WHAT IS NEEDED:
The answer must consist of every line in the records below that contains the string "перевода".

EXERCISE MATERIALS:
____________________

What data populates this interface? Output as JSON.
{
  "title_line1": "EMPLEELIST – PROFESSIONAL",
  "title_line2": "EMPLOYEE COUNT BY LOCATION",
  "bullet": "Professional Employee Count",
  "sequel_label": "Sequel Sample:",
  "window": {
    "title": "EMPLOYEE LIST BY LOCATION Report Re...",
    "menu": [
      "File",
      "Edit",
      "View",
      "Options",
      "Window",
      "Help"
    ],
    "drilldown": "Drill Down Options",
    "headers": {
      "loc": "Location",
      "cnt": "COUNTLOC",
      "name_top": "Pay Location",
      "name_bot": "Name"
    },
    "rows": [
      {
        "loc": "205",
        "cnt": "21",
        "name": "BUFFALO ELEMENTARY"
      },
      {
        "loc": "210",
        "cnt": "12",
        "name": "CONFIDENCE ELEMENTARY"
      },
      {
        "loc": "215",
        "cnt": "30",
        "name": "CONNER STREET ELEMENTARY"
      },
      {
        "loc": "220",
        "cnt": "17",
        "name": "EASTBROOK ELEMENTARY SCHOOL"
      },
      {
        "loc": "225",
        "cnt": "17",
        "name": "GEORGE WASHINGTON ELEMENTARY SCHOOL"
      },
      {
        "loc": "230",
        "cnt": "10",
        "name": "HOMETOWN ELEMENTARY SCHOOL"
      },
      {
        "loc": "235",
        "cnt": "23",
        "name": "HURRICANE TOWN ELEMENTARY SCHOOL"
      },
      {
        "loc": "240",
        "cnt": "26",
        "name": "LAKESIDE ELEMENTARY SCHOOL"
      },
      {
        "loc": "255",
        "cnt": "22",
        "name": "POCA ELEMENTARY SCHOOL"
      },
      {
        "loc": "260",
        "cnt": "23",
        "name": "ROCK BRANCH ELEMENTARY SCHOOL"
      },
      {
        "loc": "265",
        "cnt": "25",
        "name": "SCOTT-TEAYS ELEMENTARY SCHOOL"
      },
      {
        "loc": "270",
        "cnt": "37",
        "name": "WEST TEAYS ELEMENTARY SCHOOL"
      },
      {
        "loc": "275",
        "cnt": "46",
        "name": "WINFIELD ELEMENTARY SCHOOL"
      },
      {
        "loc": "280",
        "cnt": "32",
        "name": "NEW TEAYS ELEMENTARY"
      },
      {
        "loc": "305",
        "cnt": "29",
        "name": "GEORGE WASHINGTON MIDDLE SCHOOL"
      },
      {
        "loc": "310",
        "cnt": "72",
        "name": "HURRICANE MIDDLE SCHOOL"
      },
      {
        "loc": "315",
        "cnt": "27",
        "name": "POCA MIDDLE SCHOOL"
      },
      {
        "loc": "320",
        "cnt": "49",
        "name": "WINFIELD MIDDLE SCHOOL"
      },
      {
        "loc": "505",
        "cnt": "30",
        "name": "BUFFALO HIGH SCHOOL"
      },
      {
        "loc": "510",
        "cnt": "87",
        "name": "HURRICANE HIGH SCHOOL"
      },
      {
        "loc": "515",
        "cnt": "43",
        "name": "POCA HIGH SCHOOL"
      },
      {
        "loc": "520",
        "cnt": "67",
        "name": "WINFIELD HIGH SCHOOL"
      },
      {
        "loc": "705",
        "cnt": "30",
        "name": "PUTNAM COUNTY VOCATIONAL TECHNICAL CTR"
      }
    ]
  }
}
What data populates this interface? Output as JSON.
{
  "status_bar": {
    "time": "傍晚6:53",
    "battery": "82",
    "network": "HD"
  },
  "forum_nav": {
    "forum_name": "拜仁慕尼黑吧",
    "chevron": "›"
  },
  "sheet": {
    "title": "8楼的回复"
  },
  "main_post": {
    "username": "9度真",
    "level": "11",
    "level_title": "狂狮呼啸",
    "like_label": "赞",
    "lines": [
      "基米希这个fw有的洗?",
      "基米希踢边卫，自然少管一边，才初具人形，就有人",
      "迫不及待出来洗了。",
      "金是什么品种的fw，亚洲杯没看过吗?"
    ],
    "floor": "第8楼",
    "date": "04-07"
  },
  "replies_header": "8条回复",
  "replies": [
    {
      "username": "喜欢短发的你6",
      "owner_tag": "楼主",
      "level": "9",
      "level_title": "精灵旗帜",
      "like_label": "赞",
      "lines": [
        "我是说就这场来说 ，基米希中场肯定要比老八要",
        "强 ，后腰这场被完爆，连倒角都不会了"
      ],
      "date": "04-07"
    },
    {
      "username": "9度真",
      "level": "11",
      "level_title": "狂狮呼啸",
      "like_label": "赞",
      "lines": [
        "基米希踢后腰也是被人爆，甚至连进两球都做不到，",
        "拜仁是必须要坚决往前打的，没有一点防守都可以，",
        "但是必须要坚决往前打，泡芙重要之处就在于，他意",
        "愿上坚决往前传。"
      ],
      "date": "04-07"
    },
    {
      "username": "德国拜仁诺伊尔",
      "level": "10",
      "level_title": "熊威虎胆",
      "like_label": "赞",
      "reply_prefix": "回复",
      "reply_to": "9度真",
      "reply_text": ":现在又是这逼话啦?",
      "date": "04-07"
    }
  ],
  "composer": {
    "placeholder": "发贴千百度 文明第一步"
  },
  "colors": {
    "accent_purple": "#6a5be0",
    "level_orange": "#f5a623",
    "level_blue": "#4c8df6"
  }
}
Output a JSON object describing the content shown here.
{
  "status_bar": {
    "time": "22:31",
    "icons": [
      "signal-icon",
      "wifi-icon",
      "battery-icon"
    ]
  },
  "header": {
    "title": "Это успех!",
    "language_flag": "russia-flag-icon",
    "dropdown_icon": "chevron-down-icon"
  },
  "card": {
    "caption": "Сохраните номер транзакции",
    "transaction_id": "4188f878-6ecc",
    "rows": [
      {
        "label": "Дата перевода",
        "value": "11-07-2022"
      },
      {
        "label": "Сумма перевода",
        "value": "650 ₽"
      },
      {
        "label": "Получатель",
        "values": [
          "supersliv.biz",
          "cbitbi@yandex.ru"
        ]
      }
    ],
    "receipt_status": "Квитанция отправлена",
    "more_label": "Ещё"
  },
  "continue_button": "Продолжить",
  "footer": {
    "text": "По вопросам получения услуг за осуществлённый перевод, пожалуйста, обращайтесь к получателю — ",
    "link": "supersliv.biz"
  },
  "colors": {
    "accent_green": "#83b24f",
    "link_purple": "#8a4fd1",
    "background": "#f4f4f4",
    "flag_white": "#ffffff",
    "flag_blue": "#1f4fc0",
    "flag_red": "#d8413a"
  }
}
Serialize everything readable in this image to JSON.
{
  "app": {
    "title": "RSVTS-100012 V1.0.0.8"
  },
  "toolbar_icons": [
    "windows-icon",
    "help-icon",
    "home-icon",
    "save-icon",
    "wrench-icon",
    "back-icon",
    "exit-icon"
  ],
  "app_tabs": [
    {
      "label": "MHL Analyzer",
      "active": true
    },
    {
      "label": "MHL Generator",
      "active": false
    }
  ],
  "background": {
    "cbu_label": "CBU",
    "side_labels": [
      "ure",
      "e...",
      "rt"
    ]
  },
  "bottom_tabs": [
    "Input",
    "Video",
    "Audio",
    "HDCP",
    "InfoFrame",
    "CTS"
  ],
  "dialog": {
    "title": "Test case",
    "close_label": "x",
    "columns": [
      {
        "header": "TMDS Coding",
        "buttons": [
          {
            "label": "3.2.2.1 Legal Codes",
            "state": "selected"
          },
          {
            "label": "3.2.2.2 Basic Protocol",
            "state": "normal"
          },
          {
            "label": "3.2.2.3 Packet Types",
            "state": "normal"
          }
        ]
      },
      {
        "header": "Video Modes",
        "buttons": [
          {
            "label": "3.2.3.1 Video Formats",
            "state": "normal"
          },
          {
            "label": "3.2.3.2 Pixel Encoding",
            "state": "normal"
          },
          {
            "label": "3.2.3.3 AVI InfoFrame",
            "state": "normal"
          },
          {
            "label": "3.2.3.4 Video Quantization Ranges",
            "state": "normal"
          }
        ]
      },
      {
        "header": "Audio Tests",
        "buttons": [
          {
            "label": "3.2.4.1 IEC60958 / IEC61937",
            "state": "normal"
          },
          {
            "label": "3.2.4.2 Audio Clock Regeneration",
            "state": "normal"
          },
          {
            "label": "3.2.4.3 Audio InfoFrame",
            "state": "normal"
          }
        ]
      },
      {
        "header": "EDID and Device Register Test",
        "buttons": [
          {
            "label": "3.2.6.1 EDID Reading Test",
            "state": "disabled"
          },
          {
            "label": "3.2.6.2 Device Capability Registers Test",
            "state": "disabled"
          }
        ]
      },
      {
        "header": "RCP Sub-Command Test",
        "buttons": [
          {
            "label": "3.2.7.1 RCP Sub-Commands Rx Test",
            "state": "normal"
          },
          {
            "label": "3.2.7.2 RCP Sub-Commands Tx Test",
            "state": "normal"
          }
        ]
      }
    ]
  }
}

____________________

WRITTEN SOLUTION:
        "label": "Дата перевода",
        "label": "Сумма перевода",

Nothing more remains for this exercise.